**Action item:**
Extract each line holding the word "title" from the entries.

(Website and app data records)

"""

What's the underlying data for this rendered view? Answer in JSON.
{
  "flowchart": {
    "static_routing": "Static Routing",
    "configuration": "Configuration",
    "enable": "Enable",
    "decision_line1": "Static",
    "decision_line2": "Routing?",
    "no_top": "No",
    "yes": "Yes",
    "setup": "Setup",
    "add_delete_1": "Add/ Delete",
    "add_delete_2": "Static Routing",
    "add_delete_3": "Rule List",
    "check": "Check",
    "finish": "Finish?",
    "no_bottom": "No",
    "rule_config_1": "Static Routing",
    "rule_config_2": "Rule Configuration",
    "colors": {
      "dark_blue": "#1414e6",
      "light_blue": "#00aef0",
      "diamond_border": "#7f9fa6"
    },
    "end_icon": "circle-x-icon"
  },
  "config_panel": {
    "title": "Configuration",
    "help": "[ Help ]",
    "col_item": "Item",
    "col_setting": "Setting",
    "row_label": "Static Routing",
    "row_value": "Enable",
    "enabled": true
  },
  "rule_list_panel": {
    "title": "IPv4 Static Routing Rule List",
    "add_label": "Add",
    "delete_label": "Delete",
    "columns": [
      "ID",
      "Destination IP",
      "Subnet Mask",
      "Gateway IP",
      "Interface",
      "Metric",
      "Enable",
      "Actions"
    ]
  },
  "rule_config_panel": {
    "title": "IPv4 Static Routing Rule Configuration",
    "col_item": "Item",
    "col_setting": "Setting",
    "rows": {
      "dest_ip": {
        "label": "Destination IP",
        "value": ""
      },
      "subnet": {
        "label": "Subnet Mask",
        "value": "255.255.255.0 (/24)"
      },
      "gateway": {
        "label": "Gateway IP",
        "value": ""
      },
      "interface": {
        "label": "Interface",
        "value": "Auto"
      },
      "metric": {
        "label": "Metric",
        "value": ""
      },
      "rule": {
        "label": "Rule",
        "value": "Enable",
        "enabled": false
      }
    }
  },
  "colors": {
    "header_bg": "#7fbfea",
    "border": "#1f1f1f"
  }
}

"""

**Response area:**
    "title": "Configuration",
    "title": "IPv4 Static Routing Rule List",
    "title": "IPv4 Static Routing Rule Configuration",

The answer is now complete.